Recently, terms like proxy, anonymous browsing, VPN, Tor, etc. have started to pop up more frequently in conversations of normal everyday people. Usually, and for most of the time that the Internet has been around, the majority of web users have never concerned themselves with such things.
Average users just open their browser, search Google, and check their social networks. But with everything that’s come to light in recent years – government spying programs like PRISM, companies that provide services that just about all of us use and collect our personal information for sale to the highest bidder, censorship in different parts of the world and blocking citizen access to information in countries that are experiencing political crisis – people are becoming increasingly well-versed in the knowledge that they need to protect their identities, get around censorship, and discover other layers of the web.
Deep Web, the other Internet
Although it’s hard to believe, so much so that for many it’s just an urban legend, the Deep Web (Deepnet, Hidden web, Invisible web) makes up most of the Internet. The Deep Web refers to all of the content of the World Wide Web that doesn’t form part of the Surface Web, in other words, content that’s not in websites that can be indexed by search engines and that any user can access with a regular browser.
Few studies have been done, but one of the more recent ones by the University of California estimates that the Deep Web holds approximately 7.5 petabytes (1 petabyte is 1000 terabytes). According to similar studies, the web that we all know (Facebook, Wikipedia, blogs, etc.) accounts for less than 1% of the entire Internet.
The idea is simple and confusing at the same time, but the web has been compared to the ocean. On the surface of the sea are the search engines, which collect the websites that are linked to each other, static pages, such as this blog, for example. This is the area of the ocean that we can “surf”. Databases are found a little deeper down. When a database is queried, it generates a unique page that is not indexed by search engines, and thus doesn’t form part of the Surface Web.
Academic publications, such as private scientific magazines, also don’t form part of the surface, because they are hidden in individual pages inside private networks, like the ones that the deceased Aaron Schwartz downloaded and for which he was arrested and put on trial. Lots of pages are also hidden because they form part of an Intranet, usually of companies or universities.
Descending even further, into the depths of this sea, we find the Tor network, the darkest part of the web. This is made up of a series of secret websites whose addresses end in .onion and that require specialised software to connect. This software is known as Tor. Lots of people use it to access the internet anonymously, because it encrypts all of the content that passes through it.
Tor is a network of virtual tunnels that protects users’ communications, bouncing them around inside an enormous network maintained by volunteers around the world.
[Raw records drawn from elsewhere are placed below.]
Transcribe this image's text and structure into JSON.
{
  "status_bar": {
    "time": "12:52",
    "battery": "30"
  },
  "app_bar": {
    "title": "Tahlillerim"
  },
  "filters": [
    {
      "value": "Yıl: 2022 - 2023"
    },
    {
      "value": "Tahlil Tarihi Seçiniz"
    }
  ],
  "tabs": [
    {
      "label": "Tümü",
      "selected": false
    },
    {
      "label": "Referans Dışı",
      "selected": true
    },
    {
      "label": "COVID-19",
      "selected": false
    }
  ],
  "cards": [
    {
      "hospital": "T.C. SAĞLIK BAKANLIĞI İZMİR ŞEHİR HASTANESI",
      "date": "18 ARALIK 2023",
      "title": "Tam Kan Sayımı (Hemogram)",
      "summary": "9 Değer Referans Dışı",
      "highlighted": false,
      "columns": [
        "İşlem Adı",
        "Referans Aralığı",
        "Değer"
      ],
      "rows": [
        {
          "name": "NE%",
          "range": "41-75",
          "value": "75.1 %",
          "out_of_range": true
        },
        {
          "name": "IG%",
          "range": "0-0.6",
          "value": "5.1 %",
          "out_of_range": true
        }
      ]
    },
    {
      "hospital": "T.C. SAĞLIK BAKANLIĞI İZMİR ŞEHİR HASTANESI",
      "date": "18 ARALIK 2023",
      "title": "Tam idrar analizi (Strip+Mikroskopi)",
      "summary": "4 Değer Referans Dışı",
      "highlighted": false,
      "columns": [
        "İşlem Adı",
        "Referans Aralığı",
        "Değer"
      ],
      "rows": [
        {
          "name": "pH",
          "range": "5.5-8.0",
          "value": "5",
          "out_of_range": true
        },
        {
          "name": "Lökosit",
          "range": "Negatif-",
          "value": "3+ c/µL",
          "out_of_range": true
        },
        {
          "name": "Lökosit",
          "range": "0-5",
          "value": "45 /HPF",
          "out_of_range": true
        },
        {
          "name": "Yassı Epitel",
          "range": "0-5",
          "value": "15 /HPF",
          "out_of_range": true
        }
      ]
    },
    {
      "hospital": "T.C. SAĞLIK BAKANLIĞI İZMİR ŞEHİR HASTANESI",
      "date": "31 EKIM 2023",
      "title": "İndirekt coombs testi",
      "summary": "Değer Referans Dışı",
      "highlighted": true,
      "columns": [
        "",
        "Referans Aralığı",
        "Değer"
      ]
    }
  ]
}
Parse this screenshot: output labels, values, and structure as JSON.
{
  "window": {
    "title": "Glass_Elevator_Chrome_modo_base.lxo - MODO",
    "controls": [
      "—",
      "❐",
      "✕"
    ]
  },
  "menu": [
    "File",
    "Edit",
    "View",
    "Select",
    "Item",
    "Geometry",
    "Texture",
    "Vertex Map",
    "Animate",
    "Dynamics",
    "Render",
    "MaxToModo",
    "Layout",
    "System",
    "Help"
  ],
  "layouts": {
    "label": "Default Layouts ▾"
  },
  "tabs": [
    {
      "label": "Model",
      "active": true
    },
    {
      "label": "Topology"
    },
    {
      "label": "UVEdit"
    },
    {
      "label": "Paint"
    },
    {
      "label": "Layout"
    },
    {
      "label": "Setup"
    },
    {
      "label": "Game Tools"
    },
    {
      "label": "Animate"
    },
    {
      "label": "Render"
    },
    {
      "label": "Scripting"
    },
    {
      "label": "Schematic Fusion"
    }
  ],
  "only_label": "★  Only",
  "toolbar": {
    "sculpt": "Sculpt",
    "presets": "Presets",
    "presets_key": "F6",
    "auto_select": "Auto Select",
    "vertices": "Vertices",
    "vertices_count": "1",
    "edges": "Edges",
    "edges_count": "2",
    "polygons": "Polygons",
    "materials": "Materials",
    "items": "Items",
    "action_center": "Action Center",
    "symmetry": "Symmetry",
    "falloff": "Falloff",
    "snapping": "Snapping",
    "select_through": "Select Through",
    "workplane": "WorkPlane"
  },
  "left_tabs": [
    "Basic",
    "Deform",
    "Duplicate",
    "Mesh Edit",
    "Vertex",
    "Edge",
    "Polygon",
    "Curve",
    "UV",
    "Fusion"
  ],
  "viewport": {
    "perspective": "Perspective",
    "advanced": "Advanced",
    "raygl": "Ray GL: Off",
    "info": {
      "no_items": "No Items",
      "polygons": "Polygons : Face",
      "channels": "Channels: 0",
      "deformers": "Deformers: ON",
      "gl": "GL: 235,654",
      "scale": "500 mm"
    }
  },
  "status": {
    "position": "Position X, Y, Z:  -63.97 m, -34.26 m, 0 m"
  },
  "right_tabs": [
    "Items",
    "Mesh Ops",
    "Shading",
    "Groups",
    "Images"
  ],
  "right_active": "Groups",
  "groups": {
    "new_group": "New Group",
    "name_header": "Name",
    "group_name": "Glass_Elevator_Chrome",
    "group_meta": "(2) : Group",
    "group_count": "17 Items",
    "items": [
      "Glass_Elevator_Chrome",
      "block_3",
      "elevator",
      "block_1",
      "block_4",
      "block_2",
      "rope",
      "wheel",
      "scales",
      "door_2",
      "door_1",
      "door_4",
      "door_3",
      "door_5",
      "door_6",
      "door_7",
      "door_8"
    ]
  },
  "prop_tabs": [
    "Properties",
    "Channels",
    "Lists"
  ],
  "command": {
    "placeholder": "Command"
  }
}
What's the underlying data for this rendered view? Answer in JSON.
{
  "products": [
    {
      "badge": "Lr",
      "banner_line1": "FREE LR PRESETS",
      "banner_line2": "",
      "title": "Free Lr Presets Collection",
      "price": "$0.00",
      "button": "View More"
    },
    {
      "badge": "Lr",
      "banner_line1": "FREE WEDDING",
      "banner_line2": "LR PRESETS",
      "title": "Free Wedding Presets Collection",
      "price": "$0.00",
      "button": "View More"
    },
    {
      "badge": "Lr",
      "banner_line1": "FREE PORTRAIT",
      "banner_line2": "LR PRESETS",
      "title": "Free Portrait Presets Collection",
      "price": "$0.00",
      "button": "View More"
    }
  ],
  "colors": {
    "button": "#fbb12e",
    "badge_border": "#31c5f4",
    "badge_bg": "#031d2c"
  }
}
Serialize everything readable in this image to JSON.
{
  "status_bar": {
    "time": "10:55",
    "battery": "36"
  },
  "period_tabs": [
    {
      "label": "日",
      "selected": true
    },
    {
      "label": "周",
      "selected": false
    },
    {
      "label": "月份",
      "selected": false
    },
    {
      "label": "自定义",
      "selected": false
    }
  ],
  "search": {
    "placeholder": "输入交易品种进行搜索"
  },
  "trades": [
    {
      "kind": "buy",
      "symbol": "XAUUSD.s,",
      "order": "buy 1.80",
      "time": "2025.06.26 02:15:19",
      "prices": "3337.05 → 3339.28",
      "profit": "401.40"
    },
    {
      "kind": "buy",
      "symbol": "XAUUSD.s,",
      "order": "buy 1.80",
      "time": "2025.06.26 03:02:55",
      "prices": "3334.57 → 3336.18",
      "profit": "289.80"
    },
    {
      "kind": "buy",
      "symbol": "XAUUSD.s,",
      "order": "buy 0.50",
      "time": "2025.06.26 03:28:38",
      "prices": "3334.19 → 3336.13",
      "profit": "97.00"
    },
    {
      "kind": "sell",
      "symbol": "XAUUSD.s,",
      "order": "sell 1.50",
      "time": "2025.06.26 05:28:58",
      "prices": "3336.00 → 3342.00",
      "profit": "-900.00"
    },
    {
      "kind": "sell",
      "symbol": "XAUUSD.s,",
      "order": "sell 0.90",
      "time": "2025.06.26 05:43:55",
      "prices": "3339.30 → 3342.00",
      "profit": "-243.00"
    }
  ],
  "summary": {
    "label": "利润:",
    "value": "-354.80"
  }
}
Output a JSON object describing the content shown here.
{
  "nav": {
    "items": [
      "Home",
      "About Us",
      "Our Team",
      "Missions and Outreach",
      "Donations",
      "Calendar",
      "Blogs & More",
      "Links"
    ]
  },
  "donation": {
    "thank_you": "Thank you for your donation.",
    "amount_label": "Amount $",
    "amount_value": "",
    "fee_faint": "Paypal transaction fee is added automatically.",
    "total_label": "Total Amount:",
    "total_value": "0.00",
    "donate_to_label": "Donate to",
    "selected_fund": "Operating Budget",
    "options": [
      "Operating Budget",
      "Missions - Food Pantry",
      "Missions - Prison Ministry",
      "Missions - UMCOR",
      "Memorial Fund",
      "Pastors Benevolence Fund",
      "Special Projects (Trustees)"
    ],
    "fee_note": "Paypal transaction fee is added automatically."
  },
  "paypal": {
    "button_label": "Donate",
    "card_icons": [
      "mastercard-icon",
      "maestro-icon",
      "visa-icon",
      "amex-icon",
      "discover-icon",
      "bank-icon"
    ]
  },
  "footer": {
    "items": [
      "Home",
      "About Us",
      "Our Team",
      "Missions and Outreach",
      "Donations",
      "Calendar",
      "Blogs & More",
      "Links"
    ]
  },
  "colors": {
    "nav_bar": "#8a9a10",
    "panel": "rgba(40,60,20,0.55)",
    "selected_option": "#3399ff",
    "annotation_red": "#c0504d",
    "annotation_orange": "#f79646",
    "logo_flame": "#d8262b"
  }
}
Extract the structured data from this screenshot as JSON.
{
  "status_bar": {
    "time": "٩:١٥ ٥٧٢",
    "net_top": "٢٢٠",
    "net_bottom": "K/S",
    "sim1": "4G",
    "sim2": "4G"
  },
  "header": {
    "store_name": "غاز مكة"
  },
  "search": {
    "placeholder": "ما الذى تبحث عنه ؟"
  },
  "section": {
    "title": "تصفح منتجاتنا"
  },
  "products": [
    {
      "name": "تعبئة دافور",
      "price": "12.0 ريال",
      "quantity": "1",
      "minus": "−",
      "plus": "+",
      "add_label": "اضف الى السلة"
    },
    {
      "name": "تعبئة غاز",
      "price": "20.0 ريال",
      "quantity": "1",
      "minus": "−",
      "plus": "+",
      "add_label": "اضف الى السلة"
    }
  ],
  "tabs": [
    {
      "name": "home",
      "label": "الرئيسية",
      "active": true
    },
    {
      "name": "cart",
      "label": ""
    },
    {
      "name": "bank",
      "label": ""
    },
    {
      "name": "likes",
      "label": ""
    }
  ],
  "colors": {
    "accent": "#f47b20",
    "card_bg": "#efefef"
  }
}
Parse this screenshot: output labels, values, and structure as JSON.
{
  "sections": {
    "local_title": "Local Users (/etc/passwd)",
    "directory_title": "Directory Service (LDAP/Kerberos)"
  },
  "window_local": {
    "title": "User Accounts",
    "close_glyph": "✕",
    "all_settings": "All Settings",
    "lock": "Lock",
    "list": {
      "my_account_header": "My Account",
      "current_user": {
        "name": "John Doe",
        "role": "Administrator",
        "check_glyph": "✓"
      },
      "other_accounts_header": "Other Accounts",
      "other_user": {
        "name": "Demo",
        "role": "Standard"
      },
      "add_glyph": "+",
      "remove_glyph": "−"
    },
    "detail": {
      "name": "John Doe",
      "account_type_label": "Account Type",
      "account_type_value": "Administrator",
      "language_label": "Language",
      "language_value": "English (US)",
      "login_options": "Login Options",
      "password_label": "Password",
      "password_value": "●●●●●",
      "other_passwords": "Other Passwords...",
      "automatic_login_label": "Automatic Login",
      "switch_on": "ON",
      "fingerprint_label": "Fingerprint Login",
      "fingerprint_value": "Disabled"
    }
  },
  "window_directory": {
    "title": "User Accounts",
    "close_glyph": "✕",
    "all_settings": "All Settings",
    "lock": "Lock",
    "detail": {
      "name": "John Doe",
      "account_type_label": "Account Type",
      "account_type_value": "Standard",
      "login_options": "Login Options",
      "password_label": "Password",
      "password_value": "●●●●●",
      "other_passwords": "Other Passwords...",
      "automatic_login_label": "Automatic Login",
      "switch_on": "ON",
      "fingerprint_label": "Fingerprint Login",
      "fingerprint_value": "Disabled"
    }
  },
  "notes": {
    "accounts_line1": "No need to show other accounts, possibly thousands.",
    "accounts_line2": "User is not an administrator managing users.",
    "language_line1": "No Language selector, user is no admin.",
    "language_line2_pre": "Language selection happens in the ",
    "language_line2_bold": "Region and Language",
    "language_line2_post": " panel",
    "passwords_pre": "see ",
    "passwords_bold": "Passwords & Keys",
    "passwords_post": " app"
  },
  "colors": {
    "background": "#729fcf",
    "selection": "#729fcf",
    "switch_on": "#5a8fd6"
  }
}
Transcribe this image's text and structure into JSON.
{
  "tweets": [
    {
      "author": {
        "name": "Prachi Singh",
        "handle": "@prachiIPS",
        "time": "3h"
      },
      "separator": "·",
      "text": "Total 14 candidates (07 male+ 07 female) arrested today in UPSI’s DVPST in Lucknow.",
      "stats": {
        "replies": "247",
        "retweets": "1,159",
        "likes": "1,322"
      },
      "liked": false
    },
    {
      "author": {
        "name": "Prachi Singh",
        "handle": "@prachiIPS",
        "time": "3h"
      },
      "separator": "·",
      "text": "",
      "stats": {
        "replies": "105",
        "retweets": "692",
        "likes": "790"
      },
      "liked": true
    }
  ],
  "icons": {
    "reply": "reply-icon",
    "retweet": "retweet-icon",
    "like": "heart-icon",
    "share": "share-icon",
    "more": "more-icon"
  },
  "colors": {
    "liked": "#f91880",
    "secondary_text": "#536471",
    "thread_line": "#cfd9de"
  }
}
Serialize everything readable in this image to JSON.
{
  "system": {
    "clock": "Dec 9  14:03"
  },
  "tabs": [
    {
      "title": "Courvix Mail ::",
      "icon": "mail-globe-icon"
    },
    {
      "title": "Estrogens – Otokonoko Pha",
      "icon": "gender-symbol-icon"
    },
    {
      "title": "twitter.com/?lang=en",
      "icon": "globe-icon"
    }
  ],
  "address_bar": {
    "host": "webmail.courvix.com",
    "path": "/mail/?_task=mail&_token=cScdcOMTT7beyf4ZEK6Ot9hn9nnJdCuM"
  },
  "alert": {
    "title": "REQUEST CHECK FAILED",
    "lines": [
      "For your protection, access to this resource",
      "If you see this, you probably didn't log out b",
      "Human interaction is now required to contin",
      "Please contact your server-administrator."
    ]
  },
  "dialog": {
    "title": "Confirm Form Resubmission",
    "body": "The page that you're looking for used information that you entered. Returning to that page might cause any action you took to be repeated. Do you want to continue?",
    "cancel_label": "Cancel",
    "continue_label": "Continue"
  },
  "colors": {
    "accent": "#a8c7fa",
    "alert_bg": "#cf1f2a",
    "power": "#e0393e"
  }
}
It was originally designed as a routing project of the U.S. Naval Research Laboratory in order to protect government communications.
The Deep Web isn’t a toy, and the darkness that surrounds it has made it the niche where the worst things imaginable are found: illegal drug traffic, pornography, arms, and even contract killers. They say that you don’t surf the Deep Web, you dive into it. Instead of search engines, it has a few reference sites where the search can begin, such as Hidden Wiki, but be very careful because you could run into things that you’d rather not see, or that others don’t want you to see.